The U.S. Supreme Court is as important as ever in the lives of Americans. Contrary to the image-enhancing claims of independence that many of its members claim, however, the Court’s current supermajority has transformed it into a powerful political institution that wages ideological war meant to return the nation to a previous period, at the same time denying rights to millions. The “Stench” of Politics: Polarization and Worldview on the Supreme Court opens a window into the Supreme Court that helps us to understand the institution and its rulings.
At the heart of this analysis is worldview, a phenomenon that every person, including Supreme Court justices, possesses. Whether someone’s worldview is “fixed” or “fluid” affects who they are, what they believe and what they do. In addition, interpreting the Constitution as an “originalist” or “living constitutionalist” often dictates case outcomes. By applying these and other constructs to the Supreme Court, the book reveals how the once-revered institution has evolved into one whose majority not only has neglected its commitment to the inscription on its own building, “Equal Justice Under Law,” but is also determined to remake both the law and the nation.
Joseph Russomanno is professor in the Walter Cronkite School of Journalism and Mass Communication at Arizona State University.
Foreword by Rodney A. Smolla
Part I: Divided Worlds
Chapter 1: America: Polarized and Politicized
Chapter 2: The Court: Polarized and Politicized
Part II: The Court, Weaponized
Chapter 3: Voting Rights
Chapter 4: Gun Rights
Chapter 5: Religious Liberty
Chapter 6: Abortion Rights
Part III: Principles and Processes
Chapter 7: “Equal Justice Under Law”
About the Author
Russomanno provides an interesting analysis of the effects of polarization in terms of judicial philosophy on current members of the US Supreme Court and how they decide cases. The author’s main thesis is that this polarization makes the Supreme Court more politicized and is problematic for democracy. The book is well written and thoroughly researched with excellent source material and covers the most important topics currently on the Supreme Court docket. Recommended. Advanced undergraduates through faculty and professionals.

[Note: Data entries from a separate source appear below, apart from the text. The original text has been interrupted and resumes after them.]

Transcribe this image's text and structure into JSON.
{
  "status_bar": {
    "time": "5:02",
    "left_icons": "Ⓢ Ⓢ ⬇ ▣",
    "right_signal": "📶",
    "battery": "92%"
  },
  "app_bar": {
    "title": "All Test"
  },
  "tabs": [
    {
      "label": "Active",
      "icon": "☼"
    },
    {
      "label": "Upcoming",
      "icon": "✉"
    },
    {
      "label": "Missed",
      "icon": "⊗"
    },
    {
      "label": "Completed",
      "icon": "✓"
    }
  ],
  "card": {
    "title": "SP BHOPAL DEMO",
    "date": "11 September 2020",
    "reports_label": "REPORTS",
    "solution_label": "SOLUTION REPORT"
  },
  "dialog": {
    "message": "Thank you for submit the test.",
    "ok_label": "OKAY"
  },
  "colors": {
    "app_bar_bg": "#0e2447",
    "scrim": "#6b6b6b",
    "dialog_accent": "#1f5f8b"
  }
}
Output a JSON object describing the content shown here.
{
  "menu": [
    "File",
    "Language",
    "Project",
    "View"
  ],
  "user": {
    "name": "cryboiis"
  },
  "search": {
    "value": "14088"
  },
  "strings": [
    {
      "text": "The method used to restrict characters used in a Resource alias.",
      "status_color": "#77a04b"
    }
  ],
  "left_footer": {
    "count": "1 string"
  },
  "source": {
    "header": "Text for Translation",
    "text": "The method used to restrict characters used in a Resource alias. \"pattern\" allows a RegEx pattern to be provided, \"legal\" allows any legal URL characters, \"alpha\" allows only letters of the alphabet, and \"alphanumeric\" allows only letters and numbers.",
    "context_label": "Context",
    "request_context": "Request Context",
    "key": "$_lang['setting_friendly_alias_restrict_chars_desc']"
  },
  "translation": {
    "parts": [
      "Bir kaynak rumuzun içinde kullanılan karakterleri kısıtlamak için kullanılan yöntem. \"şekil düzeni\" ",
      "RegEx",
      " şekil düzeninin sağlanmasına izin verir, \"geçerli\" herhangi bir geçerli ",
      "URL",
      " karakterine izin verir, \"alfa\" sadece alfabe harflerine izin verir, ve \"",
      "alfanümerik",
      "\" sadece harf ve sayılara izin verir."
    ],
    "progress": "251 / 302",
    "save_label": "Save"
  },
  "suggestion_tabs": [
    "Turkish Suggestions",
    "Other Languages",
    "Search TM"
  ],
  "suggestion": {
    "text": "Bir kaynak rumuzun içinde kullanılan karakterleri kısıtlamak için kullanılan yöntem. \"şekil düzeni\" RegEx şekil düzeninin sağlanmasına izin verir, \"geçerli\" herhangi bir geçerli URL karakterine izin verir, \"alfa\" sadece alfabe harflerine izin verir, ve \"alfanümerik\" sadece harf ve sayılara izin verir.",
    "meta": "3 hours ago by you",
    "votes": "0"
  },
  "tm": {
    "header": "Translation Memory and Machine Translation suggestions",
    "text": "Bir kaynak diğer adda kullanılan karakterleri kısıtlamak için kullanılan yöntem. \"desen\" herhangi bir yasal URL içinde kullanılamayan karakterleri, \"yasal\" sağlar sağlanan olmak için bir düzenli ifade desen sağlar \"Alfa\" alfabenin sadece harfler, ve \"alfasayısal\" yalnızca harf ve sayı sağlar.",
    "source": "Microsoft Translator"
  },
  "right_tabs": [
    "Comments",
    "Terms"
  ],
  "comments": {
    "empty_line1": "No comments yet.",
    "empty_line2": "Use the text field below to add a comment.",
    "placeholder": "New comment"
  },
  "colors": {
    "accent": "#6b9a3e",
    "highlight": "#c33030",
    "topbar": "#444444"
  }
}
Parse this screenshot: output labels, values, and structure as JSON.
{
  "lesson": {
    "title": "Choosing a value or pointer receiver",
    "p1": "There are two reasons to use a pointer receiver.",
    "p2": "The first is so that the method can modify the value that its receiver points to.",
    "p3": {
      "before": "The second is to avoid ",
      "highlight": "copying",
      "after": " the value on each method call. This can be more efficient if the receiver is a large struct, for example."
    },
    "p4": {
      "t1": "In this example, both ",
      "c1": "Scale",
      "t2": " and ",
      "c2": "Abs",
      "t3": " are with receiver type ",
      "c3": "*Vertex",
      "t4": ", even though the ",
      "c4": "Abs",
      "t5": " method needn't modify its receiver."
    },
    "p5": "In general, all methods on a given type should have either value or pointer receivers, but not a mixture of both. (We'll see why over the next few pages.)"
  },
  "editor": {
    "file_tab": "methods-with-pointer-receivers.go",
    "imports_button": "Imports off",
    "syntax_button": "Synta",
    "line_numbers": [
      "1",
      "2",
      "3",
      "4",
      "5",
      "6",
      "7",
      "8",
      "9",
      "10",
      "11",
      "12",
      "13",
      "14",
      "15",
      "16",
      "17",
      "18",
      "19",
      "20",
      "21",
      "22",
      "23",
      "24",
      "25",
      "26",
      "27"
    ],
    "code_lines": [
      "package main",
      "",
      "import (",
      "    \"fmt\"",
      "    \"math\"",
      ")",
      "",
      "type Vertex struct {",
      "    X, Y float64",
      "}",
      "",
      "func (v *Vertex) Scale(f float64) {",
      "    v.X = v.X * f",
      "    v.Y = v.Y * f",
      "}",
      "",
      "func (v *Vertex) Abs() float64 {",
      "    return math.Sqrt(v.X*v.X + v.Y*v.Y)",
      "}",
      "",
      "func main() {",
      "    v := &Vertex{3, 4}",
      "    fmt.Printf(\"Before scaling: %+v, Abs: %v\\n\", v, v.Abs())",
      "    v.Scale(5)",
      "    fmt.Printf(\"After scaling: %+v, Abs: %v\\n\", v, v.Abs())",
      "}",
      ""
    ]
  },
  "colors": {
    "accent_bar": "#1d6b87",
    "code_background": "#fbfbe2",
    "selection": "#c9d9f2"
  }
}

The US Supreme Court as a supposedly apolitical institution is so riven by partisan politics; hence, to many Americans, it has increasingly become a quagmire of irrelevance. Why and how has the Court lost its sense of institutional raison d’etre in America as a liberal democracy? Joseph Russomanno, a noted media law scholar, incisively examines various systemic challenges confronting the Court. No less important, he proposes ideas for how to meet those challenges. Russomanno’s cogently analytical and remarkably readable book couldn’t come at a more pivotal moment in the Supreme Court’s history. What a sobering but critical look at “the court of last resort” in the United States.
Russomanno has written a powerful, deeply researched argument that the current U.S. Supreme Court has become a ‘polarized and politicized’ institution, so ‘weaponized by the political right’ that ‘the Court's legitimacy hangs in the balance.’ The depth of his research and range of his sources are evident in scores of endnotes, while his writing is clear and persuasive. This is an essential book for anyone who wants to understand the current Court and its origins in the political and ideological polarization of the U.S. today.
It has become commonplace for analysts of the Supreme Court to describe its justices as ‘politicians in robes.’ What has been missing, however, is a framework for understanding justices as political actors. In this highly readable and compelling examination of the Supreme Court, Joseph Russomanno fills that void. Russomanno applies the latest research on polarization and its psychological roots to interpret the worldviews of the Supreme Court's liberal and conservative members. Describing the Court's conservatives as fixed-originalists and its liberals as fluid-living constitutionalists, Russomanno shows how the justices reason from their core values to judicial outcomes. In doing so, he punctures the sanctified air jurists supposedly breathe, especially the allegedly value-neutral framework of 'originalism,' by making clear how much the Justices' decisions flow from their political, ideological, and worldview-based commitments. A terrific, incisive, and sobering analysis of the High Court.